How to use a medium caustic/solvent haze remover
Usually they are supplied as a thickened liquid making brushing onto the screen much easier than a conventional paste. Use the brush, or an old coating trough to apply the haze remover to both sides of the dry mesh.
Leave on the screen for up to ten minutes and then rinse off with a low pressure water spray. Finally blast the entire screen with a High Pressure Gun.
How to remove the very difficult ink & stencil stains
Occasionally you get a screen that you just can’t get clean with conventional haze removers and it is time to wheel out the big guns. There are some very strong caustic and solvent haze remover pastes (>25% caustic) that are designed for occasional use on these very stubborn stains. Basically when nothing else works, that is the time to try these high caustic/solvent blend haze removers.

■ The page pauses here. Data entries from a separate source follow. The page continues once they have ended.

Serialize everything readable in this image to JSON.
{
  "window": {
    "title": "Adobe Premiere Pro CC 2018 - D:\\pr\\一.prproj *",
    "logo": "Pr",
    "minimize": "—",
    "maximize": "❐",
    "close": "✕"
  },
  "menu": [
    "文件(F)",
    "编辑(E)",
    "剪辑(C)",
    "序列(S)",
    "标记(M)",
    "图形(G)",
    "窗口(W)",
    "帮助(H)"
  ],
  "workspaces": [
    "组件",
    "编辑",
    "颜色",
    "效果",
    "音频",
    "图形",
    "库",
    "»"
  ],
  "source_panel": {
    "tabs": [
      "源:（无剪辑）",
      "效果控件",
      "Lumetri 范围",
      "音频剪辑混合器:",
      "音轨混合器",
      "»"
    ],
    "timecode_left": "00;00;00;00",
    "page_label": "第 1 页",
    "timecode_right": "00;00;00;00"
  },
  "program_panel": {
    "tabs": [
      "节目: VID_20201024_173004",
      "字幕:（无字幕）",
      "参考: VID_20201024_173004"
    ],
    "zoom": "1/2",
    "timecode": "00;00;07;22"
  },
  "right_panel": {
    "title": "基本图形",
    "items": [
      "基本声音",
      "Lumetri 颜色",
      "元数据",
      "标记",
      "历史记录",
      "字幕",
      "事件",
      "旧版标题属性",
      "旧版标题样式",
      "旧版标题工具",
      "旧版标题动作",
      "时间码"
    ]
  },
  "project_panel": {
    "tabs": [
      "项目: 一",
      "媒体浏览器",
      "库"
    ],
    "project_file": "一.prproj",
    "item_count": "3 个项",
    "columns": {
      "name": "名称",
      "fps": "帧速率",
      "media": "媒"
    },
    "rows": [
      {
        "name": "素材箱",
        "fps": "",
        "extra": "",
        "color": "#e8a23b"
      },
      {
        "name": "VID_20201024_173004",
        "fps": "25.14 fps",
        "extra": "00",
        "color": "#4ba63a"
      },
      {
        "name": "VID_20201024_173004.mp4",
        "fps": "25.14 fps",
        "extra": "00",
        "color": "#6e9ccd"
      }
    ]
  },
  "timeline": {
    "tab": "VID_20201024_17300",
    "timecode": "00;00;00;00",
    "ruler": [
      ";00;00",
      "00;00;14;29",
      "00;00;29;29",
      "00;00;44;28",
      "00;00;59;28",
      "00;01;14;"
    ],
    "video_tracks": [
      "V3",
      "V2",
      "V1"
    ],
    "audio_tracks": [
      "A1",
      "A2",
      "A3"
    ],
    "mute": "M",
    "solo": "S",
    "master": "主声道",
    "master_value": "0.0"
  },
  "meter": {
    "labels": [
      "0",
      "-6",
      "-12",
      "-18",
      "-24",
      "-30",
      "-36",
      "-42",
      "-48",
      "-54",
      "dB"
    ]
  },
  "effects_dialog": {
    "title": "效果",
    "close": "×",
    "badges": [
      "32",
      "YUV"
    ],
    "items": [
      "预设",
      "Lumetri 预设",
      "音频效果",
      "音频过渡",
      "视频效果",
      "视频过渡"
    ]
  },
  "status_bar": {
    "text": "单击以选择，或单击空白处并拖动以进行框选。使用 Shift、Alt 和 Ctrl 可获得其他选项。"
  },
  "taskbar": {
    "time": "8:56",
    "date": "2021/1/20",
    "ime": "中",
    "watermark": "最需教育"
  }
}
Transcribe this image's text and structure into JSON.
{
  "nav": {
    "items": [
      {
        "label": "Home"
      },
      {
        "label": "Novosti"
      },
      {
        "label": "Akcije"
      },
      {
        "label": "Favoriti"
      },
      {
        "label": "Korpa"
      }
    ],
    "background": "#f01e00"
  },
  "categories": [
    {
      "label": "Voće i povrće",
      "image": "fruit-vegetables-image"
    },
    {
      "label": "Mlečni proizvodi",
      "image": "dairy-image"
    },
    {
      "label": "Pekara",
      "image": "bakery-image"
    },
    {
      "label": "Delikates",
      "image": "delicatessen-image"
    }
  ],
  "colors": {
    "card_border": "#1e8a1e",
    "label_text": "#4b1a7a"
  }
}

How to use high caustic/solvent haze remover pastes
It is usually most effective to apply these to a wet mesh using a brush as they are too thick to apply with a trough. Let them stand for an absolute maximum of eight minutes before rinsing off with a cold water spray, then use a High Pressure Gun. This type of haze remover should only be used occasionally, as repeated application of a very strong caustic to polyester can weaken the mesh.
Important: As stated earlier, always read the Safety Data Sheet and wear the recommended PPE safety equipment when using any haze remover.
Summary: Selecting which haze remover to use is a lot like choosing which kitchen cleaner to buy, it all depends on what you are trying to clean.
For example, you would use a mild detergent cleaner for work tops, but you know that you will need a strong caustic cleaner for the oven. Some stains are simply harder to remove than others. The same is true for screen printing.
Having a range of haze removers in your shop will ensure that you maximise the overall cleaning efficiency, whilst minimising the potential for mesh damage or operator risk.
Quite simply, choosing the right product for each job can save you time, money and quite a bit of frustration!
Finally, the costs of mesh re-stretching are often a significant proportion of screen making costs. Using the right haze remover to prolong screen life and to minimise quality issues can be one of the most cost effective decisions you can make.
For more information on the MacDermid Autotype range of Haze Removers click hereBack to News & Events